When I was a high school teacher, we used to get out the canoes and run the rapids of the Little Nation River on the Quebec side of the Ottawa River. When the going got rough, we would take a swig of Nanuk from a little white whiskey bottle which had a polar bear pictured on its label. The fire water burned all the way down our esophagus, and was so potent that it could have been used to ignite our fires later on in the day. That was our crutch, and it got us through the narrows.
And so when Marcus Grodi, Presdent of The Coming Home Network, told a canoe story during one of his speeches at the “In Search of Truth,” conference presented by Catholic Chapter House over the weekend at Canada Christian College in Toronto, I took it all in, hook line and sinker.
Marcus had been steering a canoe down a treacherous part of a river while doling out the odd piece of advice on how to survive the rapids, to his inexperienced partner kneeling at the front.
As the current pulled them closer to shore, they passed under an overhanging branch, and the girl grabbed it in an attempt to slow down the canoe. The canoe flipped and they were sucked down the river, but fortunately managed to make it to shore. Later on while being teased by his peers, Marcus kindly said nothing about the girl grasping the branch to the others, but he did have a lot to say about it to us.
Mr. Grodi advised us to grasp at nothing, and this advice hit home with me because I am by nature a grasper. I have a strong grip, and have always grabbed things along the way, especially if I am afraid of falling, stumbling or tipping over. It seems to be a natural tendency, even if it is a crutch, and can be very dangerous, often stopping my progress in an instant.
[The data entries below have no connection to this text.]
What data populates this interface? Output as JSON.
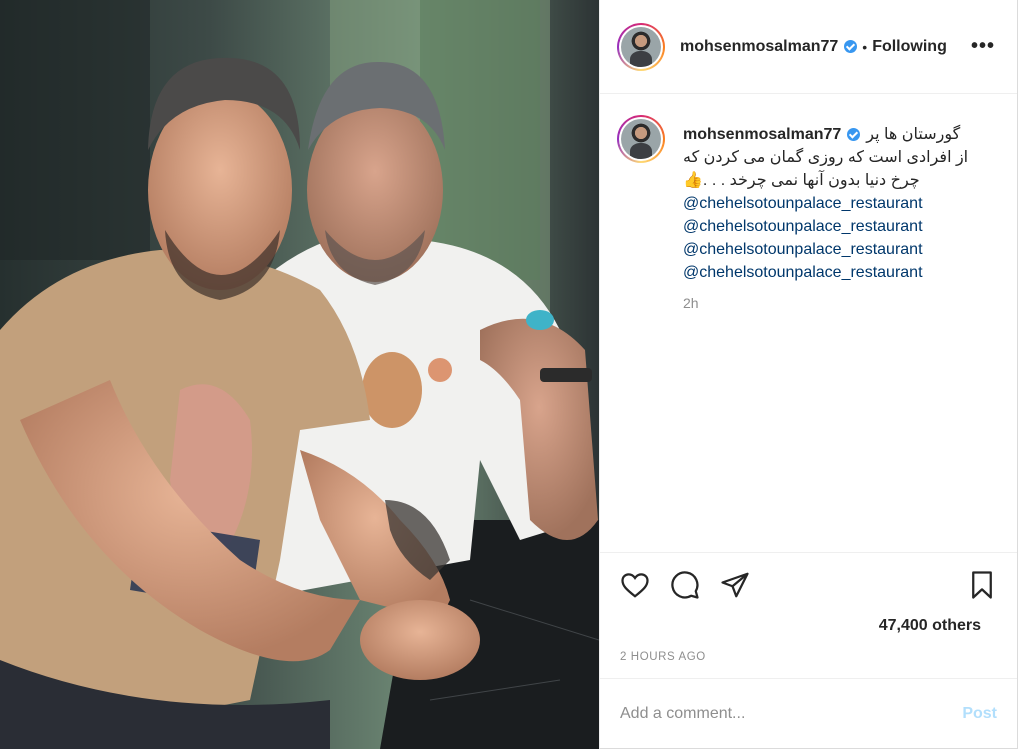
{
  "post": {
    "username": "mohsenmosalman77",
    "follow_separator": "•",
    "follow_status": "Following",
    "more_label": "•••",
    "caption_lines": [
      "گورستان ها پر",
      "از افرادی است که روزی گمان می کردن که",
      "چرخ دنیا بدون آنها نمی چرخد . . ."
    ],
    "caption_emoji": "👍",
    "mentions": [
      "@chehelsotounpalace_restaurant",
      "@chehelsotounpalace_restaurant",
      "@chehelsotounpalace_restaurant",
      "@chehelsotounpalace_restaurant"
    ],
    "caption_time": "2h",
    "likes_text": "47,400 others",
    "timestamp": "2 HOURS AGO",
    "comment": {
      "placeholder": "Add a comment...",
      "post_label": "Post"
    }
  },
  "colors": {
    "link": "#00376b",
    "muted": "#8e8e8e",
    "post_button": "#b2dffc",
    "verified": "#3897f0"
  },
  "icons": [
    "heart-icon",
    "comment-icon",
    "share-icon",
    "save-icon",
    "verified-icon",
    "more-icon"
  ]
}
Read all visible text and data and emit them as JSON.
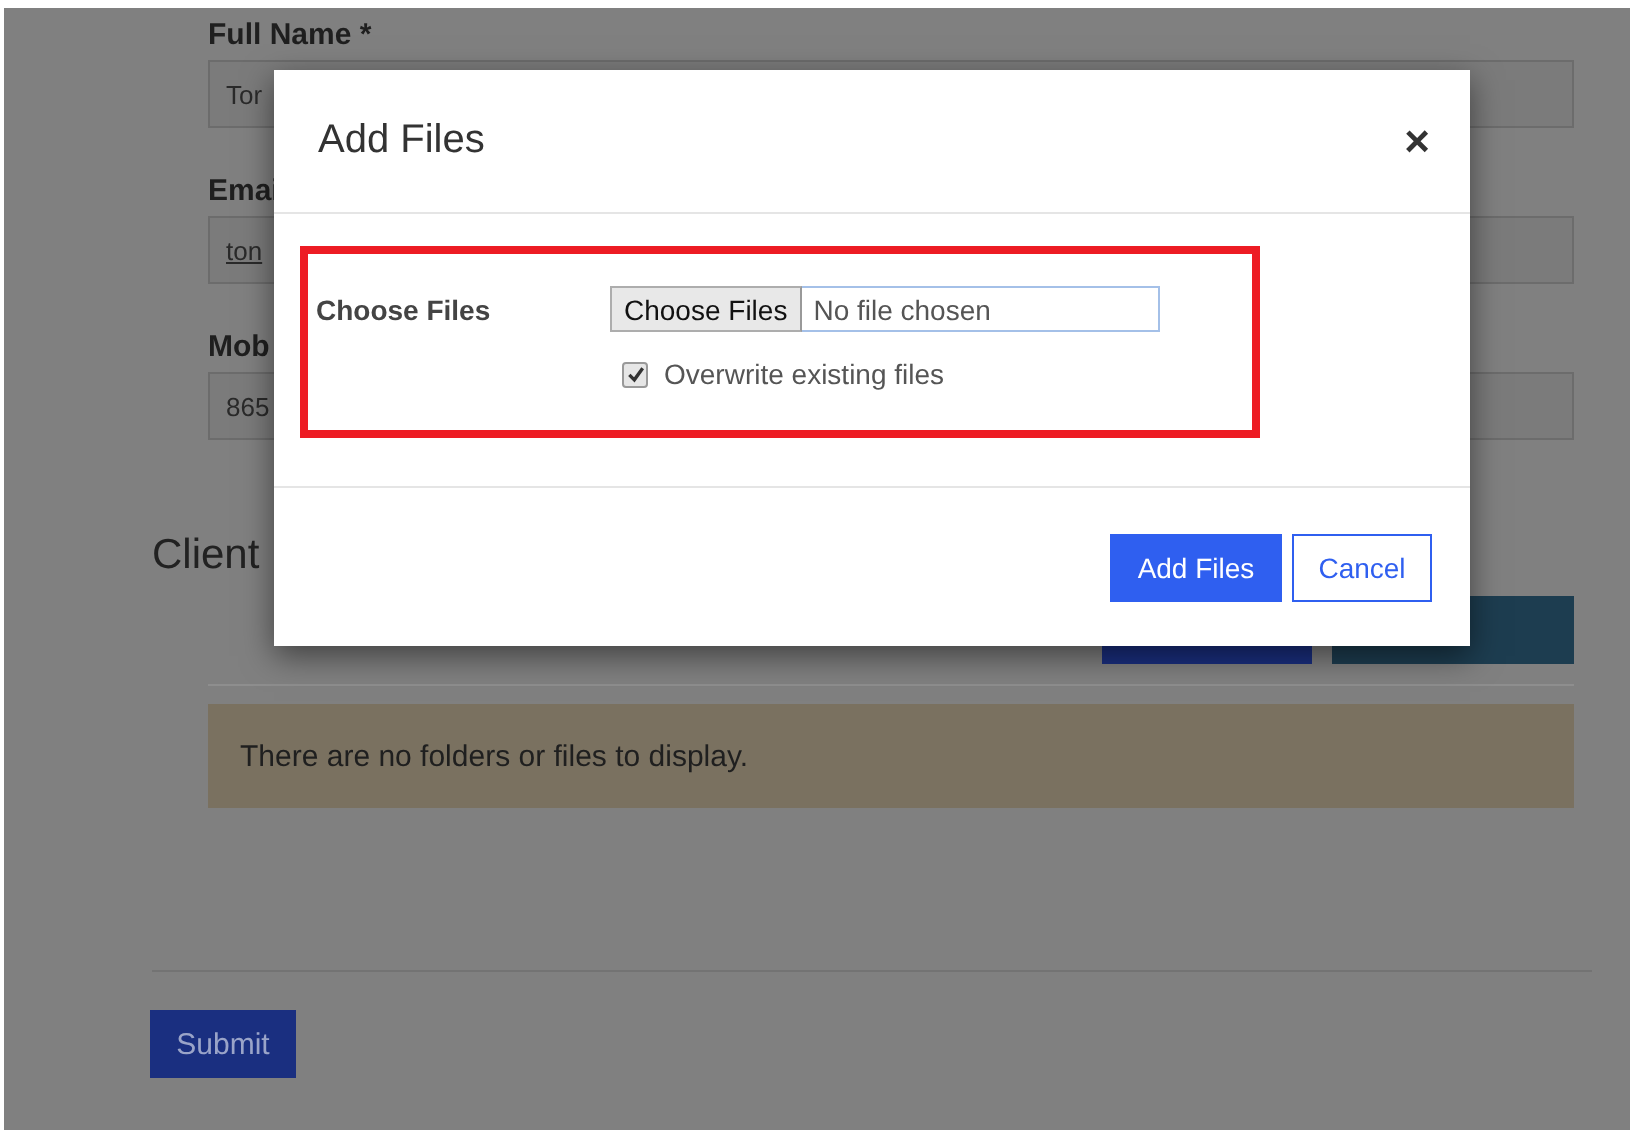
{
  "form": {
    "fields": [
      {
        "label": "Full Name *",
        "value": "Tor",
        "kind": "text"
      },
      {
        "label": "Emai",
        "value": "ton",
        "kind": "email"
      },
      {
        "label": "Mob",
        "value": "865",
        "kind": "text"
      }
    ],
    "section_title": "Client",
    "toolbar_buttons": [
      {
        "kind": "primary"
      },
      {
        "kind": "secondary"
      }
    ],
    "empty_message": "There are no folders or files to display.",
    "submit_button": "Submit"
  },
  "dialog": {
    "title": "Add Files",
    "close": "×",
    "field_label": "Choose Files",
    "file_button": "Choose Files",
    "file_status": "No file chosen",
    "overwrite": {
      "label": "Overwrite existing files",
      "checked": true
    },
    "buttons": [
      {
        "label": "Add Files",
        "kind": "primary"
      },
      {
        "label": "Cancel",
        "kind": "secondary"
      }
    ]
  }
}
When Blessed John Paul II would exhort me to “Be not afraid,” I would still resist, and look for those overhanging branches to grab. It reminds of the movie “127 Hours,” when the hiker is suspended in a crevasse with his hiking boots pushing the rock wall on one side and his back pushing from the other. Below him is a drop of some sixty feet, all down a very narrow chute, ending in a cold pool of crystal blue water. Without any warning, he lets go, and free falls with the rock wall inches from his nose. The two female climbers who are with him look at each other as if to say, “Who is he kidding?” This sort of trust and bravery spooks me out.
I ask myself, “Could I do it if I had to?” Would I have the guts to stop pushing out with my feet and back, and simply quit grasping the wall so to speak? Marcus Grodi'smessage came through loud and clear and then some. We spend our lives grasping things, collecting, hoarding, and most of it is superfluous, and halts our progress towards Jesus' kingdom.
When I was a high school teacher, and I felt tired from the grind, I used to tune into Billy Graham's Crusade, which was broadcast from different football stadiums across the USA. Reverend Graham spoke with command, and a seriousness which was unnerving at times. He spoke of the family, and what God meant it to be, and he always had the Bible by his side. I used to wonder how a non-Catholic could speak directly to me, and move me so much. I fact, I enjoyed Billy Graham a lot more than many of the homilies I was hearing at Mass on Sundays.
Marcus Grodi is cut from the same cloth. Like Billy Graham, he uses his hands to emphasize his points, he lifts his Bible up for all to see, and he opens it up to the verses he wants to use. The Bible becomes his prop, and the medium is the message. This is the magic of their speaking style, and both men possess it to perfection.
And even though these two preachers have not been anointed in the tradition of the apostles, directly from Saint Peter, they have a great deal to teach us about being faithful Christians in a secular society.
So let us all pray that Billy Graham will one day come home to the Catholic Church, just as Marcus Grodi did, so that we can welcome him with open arms after his long journey home.
Now that would be cause for celebration.